◆ Task objective ◆
Read the listing below and tally the lines that contain "Smart"; the reply is that tally only.

◆ Material for this task ◆
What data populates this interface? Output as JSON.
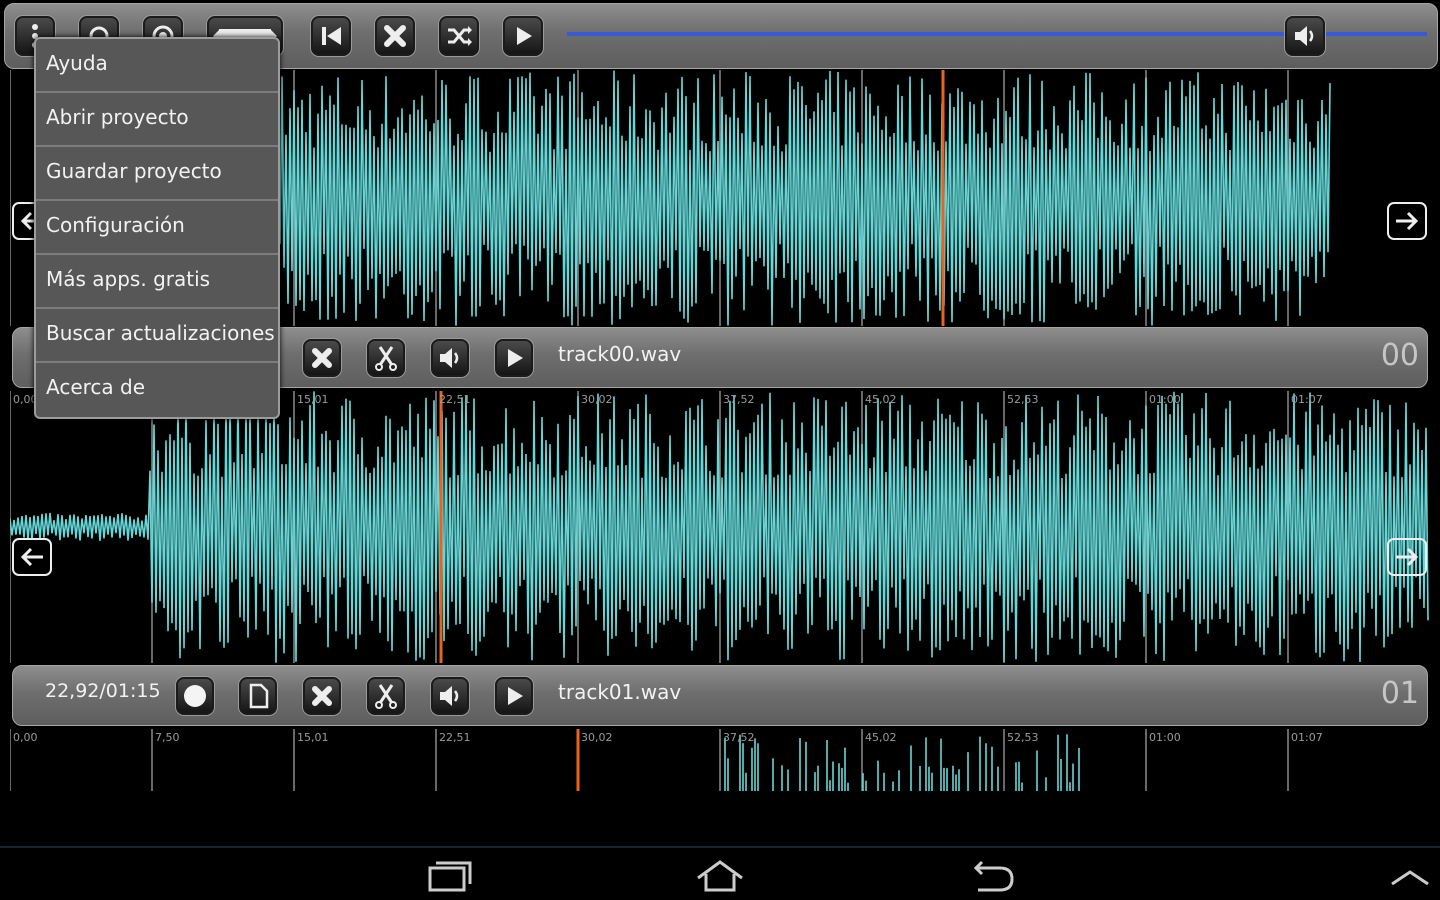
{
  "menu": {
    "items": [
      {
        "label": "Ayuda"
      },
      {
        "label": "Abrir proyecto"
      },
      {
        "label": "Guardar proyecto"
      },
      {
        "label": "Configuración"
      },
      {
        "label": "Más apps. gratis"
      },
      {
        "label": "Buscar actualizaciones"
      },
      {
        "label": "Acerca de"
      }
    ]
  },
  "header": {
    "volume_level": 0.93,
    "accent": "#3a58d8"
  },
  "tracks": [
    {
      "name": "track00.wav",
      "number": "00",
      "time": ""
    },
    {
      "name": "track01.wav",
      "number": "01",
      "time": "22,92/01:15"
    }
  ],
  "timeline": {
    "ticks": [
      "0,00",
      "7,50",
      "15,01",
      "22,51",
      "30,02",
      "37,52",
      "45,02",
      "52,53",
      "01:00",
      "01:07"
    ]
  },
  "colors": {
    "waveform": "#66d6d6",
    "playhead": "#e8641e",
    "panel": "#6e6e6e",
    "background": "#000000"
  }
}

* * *

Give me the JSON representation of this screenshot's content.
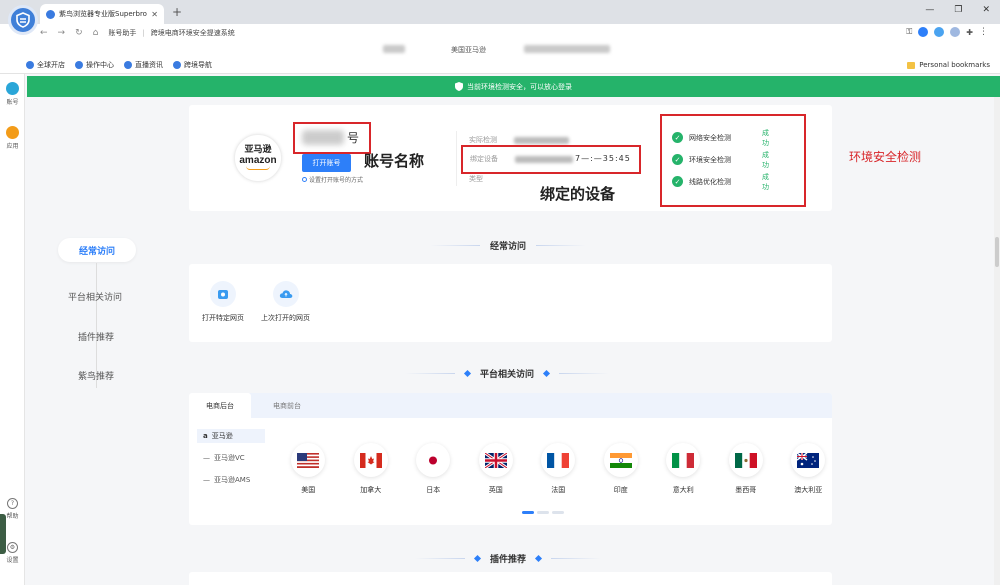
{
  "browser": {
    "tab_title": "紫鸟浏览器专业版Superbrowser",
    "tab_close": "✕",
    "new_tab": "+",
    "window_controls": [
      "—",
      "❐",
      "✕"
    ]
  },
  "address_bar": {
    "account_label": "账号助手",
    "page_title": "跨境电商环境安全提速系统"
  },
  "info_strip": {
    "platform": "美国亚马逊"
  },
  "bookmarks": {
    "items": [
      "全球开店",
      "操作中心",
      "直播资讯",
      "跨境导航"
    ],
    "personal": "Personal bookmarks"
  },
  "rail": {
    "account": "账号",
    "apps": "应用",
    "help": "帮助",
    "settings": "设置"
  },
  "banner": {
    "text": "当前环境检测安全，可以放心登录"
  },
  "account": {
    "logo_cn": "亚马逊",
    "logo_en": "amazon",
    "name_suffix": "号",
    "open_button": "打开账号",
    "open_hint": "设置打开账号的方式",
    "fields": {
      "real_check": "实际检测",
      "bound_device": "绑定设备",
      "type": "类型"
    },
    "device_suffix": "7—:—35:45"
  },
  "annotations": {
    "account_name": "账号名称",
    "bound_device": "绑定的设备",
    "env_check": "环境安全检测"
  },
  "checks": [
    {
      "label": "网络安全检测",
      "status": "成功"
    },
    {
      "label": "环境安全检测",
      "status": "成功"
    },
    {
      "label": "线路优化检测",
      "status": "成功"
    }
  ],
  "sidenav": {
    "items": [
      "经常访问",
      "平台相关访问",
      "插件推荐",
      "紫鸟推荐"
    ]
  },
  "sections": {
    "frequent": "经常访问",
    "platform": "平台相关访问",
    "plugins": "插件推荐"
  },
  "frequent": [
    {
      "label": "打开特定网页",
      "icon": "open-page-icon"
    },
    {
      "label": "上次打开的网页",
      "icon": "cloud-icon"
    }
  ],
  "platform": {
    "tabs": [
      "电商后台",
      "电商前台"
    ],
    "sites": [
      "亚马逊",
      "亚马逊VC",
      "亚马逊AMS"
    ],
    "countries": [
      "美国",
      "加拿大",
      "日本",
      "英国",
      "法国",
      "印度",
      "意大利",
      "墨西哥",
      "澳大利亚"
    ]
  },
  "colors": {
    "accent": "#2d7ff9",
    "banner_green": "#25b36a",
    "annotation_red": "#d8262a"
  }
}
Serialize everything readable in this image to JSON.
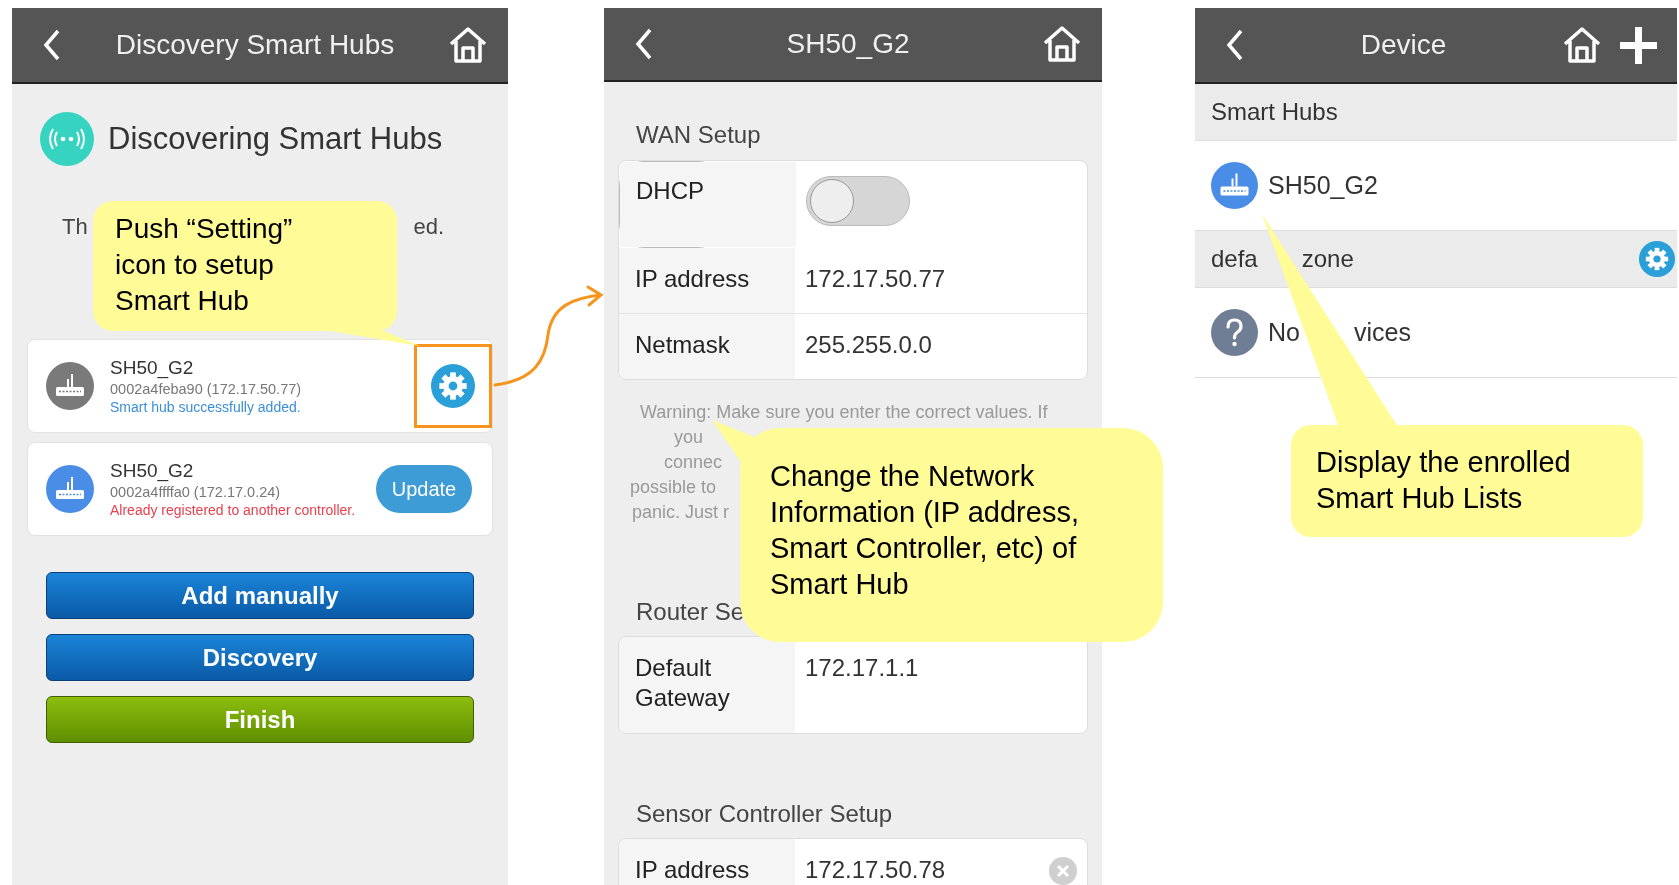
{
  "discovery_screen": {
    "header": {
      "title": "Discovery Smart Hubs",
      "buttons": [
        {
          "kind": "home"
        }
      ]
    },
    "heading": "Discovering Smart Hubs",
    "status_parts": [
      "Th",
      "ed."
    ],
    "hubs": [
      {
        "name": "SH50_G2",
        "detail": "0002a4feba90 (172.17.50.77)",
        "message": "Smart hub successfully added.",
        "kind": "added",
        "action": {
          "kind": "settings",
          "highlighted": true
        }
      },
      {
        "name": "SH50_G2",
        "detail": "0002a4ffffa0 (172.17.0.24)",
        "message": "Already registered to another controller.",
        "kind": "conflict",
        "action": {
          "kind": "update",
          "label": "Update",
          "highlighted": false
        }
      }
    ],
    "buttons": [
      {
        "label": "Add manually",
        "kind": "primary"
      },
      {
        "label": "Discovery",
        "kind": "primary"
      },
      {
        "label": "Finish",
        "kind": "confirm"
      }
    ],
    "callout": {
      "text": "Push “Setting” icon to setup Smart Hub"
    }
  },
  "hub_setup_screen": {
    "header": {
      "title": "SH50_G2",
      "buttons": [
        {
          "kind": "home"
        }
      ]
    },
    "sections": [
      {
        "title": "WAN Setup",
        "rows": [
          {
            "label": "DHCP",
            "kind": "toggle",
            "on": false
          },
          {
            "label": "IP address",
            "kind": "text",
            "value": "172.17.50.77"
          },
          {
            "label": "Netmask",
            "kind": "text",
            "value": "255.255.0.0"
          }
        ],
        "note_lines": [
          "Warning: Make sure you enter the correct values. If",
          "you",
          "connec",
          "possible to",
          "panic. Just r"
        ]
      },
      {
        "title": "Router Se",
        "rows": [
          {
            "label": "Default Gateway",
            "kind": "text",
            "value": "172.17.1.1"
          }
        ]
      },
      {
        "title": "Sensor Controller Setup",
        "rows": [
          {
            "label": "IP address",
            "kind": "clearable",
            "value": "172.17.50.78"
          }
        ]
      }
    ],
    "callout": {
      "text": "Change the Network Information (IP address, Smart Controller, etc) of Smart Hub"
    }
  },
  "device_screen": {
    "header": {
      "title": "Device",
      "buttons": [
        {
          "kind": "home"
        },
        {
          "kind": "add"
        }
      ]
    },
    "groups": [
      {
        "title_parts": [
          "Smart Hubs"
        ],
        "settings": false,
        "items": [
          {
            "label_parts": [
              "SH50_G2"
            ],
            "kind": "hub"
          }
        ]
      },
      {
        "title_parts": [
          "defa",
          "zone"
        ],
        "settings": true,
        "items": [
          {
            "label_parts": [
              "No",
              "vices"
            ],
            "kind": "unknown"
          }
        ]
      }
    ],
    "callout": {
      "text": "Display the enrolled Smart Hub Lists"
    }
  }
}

◆ Written response ◆
7